▸ Work instructions
Going through the entries below, copy out each line that contains "from".
═══ Records provided
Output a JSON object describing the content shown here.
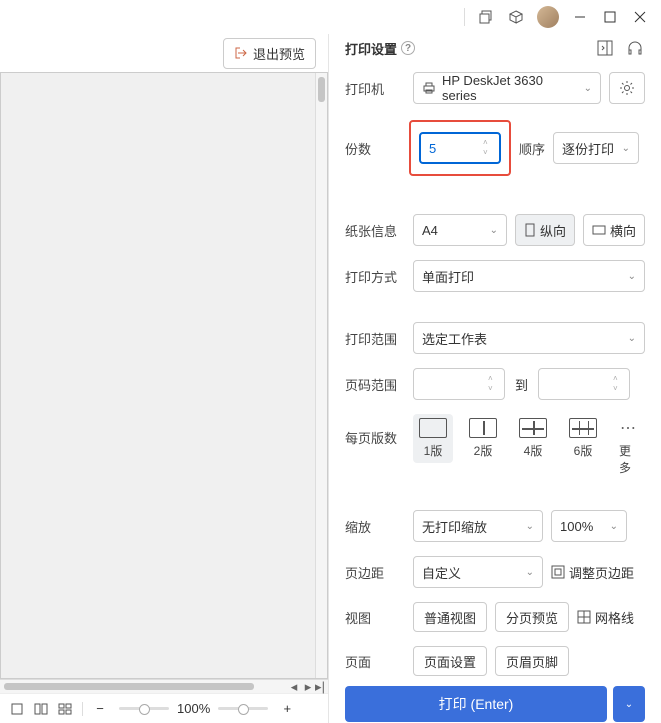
{
  "titlebar": {},
  "preview": {
    "exit_label": "退出预览",
    "zoom_pct": "100%"
  },
  "panel": {
    "title": "打印设置",
    "printer": {
      "label": "打印机",
      "value": "HP DeskJet 3630 series"
    },
    "copies": {
      "label": "份数",
      "value": "5"
    },
    "order": {
      "label": "顺序",
      "value": "逐份打印"
    },
    "paper": {
      "label": "纸张信息",
      "value": "A4",
      "portrait": "纵向",
      "landscape": "横向"
    },
    "duplex": {
      "label": "打印方式",
      "value": "单面打印"
    },
    "range": {
      "label": "打印范围",
      "value": "选定工作表"
    },
    "pages": {
      "label": "页码范围",
      "from": "",
      "to_label": "到",
      "to": ""
    },
    "layout": {
      "label": "每页版数",
      "opts": [
        "1版",
        "2版",
        "4版",
        "6版"
      ],
      "more": "更多"
    },
    "scale": {
      "label": "缩放",
      "value": "无打印缩放",
      "pct": "100%"
    },
    "margin": {
      "label": "页边距",
      "value": "自定义",
      "adjust": "调整页边距"
    },
    "view": {
      "label": "视图",
      "normal": "普通视图",
      "paged": "分页预览",
      "grid": "网格线"
    },
    "page": {
      "label": "页面",
      "setup": "页面设置",
      "header": "页眉页脚"
    },
    "print_btn": "打印 (Enter)"
  }
}
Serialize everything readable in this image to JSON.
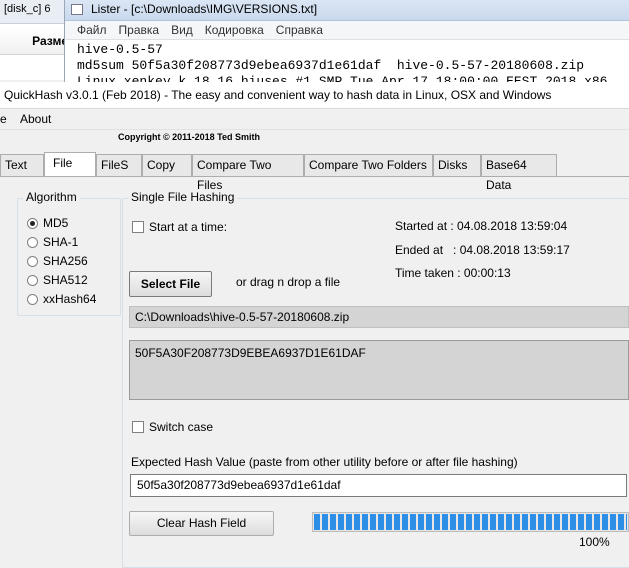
{
  "background": {
    "left_window": {
      "title": "[disk_c]  6",
      "column_header": "Разме"
    },
    "lister": {
      "title": "Lister - [c:\\Downloads\\IMG\\VERSIONS.txt]",
      "menu": [
        "Файл",
        "Правка",
        "Вид",
        "Кодировка",
        "Справка"
      ],
      "lines": [
        "hive-0.5-57",
        "md5sum 50f5a30f208773d9ebea6937d1e61daf  hive-0.5-57-20180608.zip",
        "Linux xenkey k 18.16 hiuses #1 SMP Tue Apr 17 18:00:00 EEST 2018 x86"
      ]
    }
  },
  "app": {
    "title": "QuickHash v3.0.1 (Feb 2018) - The easy and convenient way to hash data in Linux, OSX and Windows",
    "menu": [
      "e",
      "About"
    ],
    "copyright": "Copyright © 2011-2018 Ted Smith"
  },
  "tabs": [
    {
      "label": "Text",
      "active": false
    },
    {
      "label": "File",
      "active": true
    },
    {
      "label": "FileS",
      "active": false
    },
    {
      "label": "Copy",
      "active": false
    },
    {
      "label": "Compare Two Files",
      "active": false
    },
    {
      "label": "Compare Two Folders",
      "active": false
    },
    {
      "label": "Disks",
      "active": false
    },
    {
      "label": "Base64 Data",
      "active": false
    }
  ],
  "algorithm": {
    "label": "Algorithm",
    "options": [
      "MD5",
      "SHA-1",
      "SHA256",
      "SHA512",
      "xxHash64"
    ],
    "selected": "MD5"
  },
  "single_file": {
    "label": "Single File Hashing",
    "start_at_time_label": "Start at a time:",
    "started_at": "Started at : 04.08.2018 13:59:04",
    "ended_at": "Ended at   : 04.08.2018 13:59:17",
    "time_taken": "Time taken : 00:00:13",
    "select_file_button": "Select File",
    "drag_hint": "or drag n drop a file",
    "file_path": "C:\\Downloads\\hive-0.5-57-20180608.zip",
    "hash_result": "50F5A30F208773D9EBEA6937D1E61DAF",
    "switch_case_label": "Switch case",
    "expected_label": "Expected Hash Value (paste from other utility before or after file hashing)",
    "expected_value": "50f5a30f208773d9ebea6937d1e61daf",
    "clear_button": "Clear Hash Field",
    "progress_percent": 100,
    "progress_label": "100%"
  },
  "colors": {
    "progress": "#2d8ee6",
    "readonly_field": "#d4d4d4"
  }
}
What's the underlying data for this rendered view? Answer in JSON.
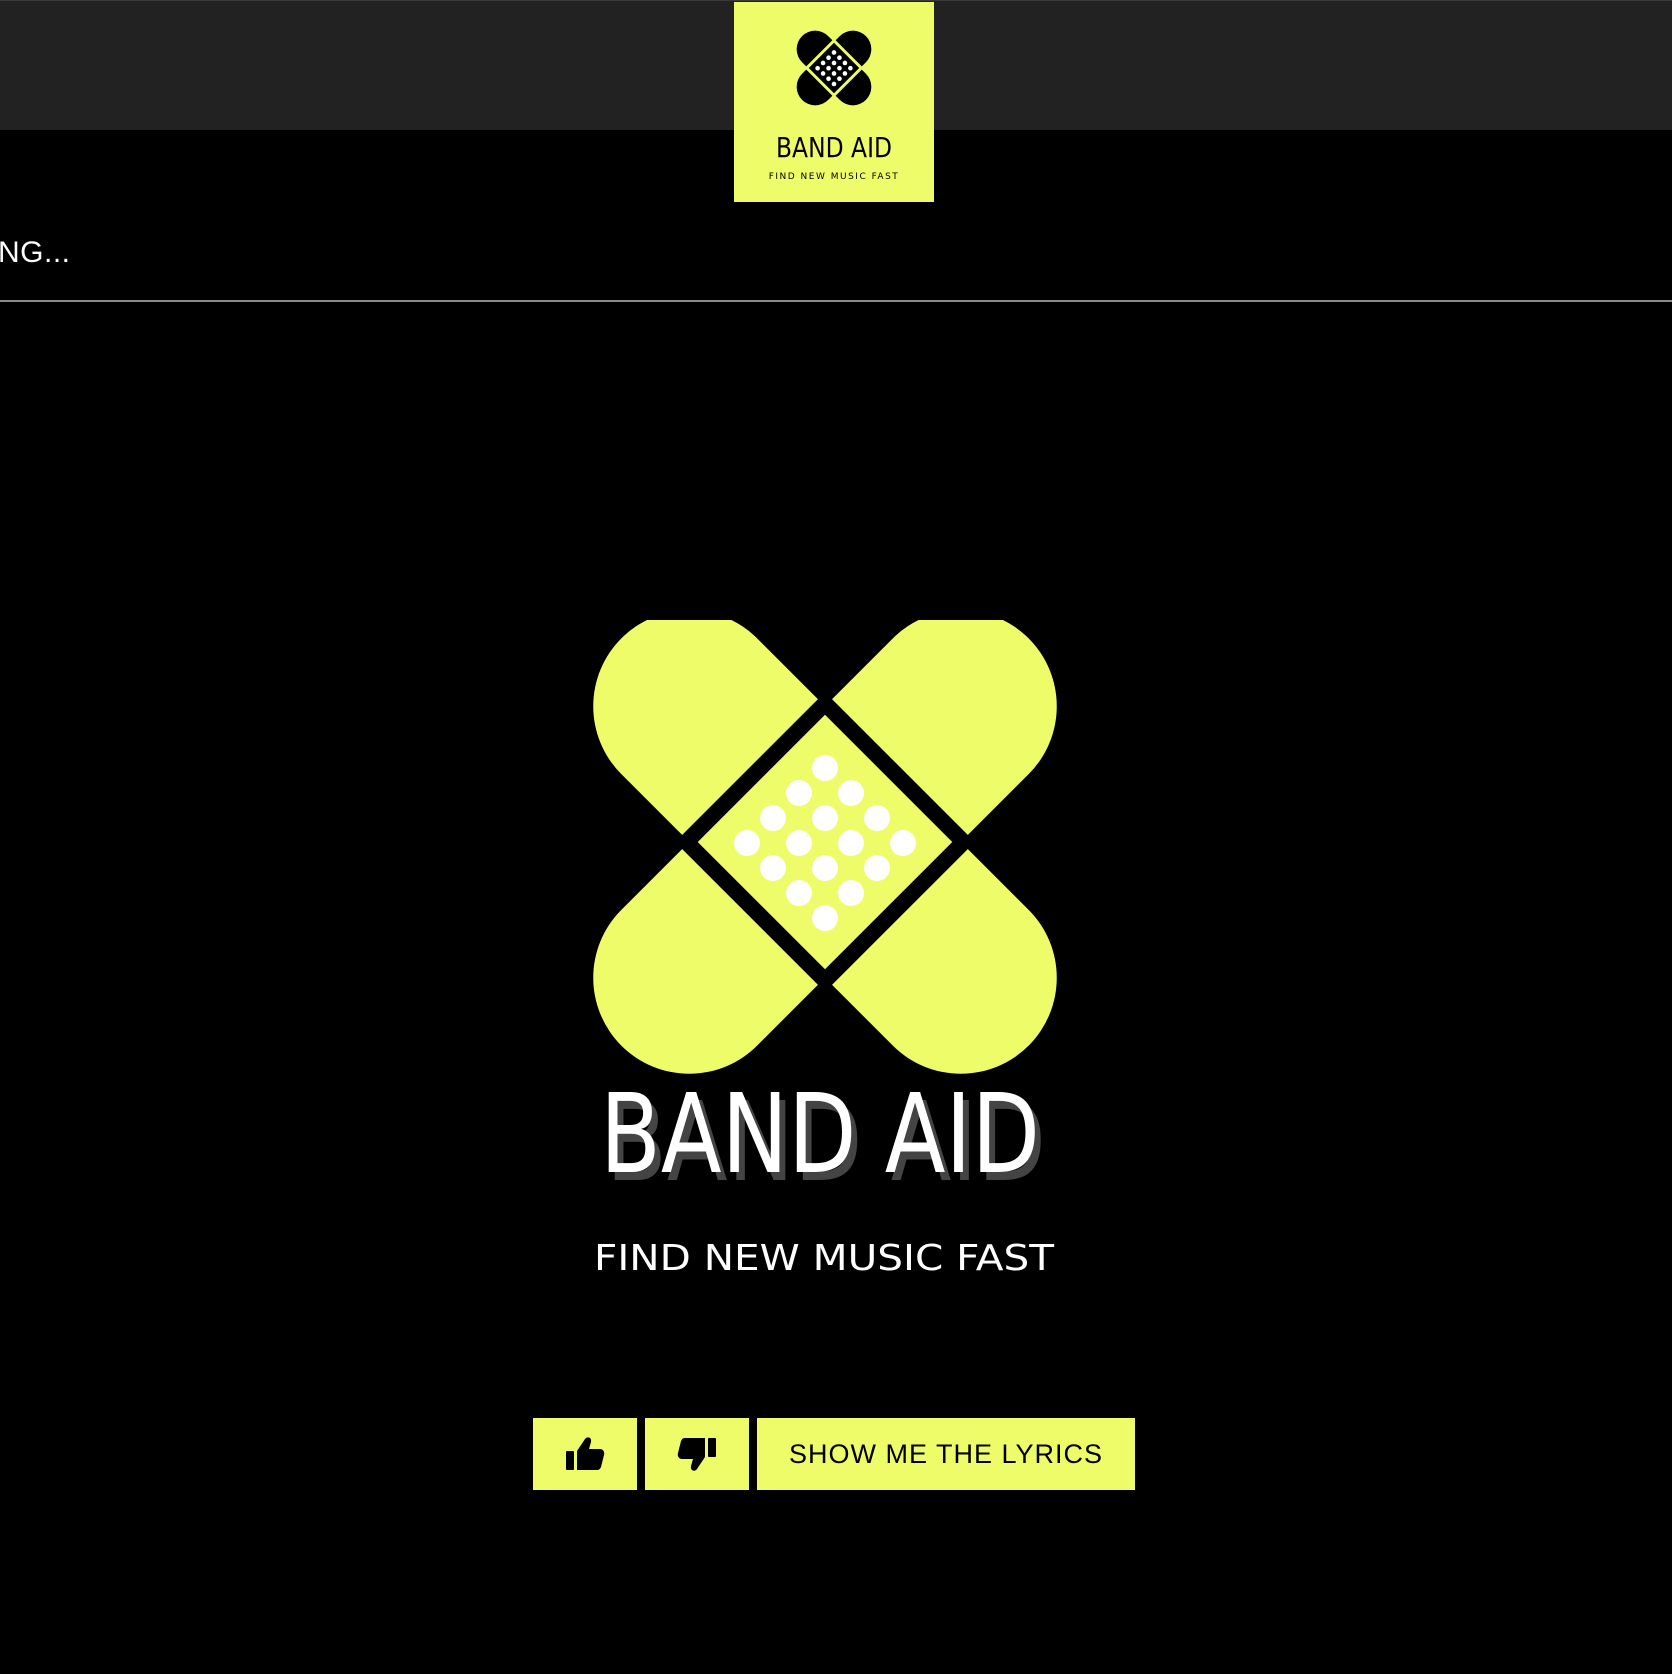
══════
▸ The completed task
      "from": "",
    "expected_label": "Expected Hash Value (paste from other utility before or after file hashing)",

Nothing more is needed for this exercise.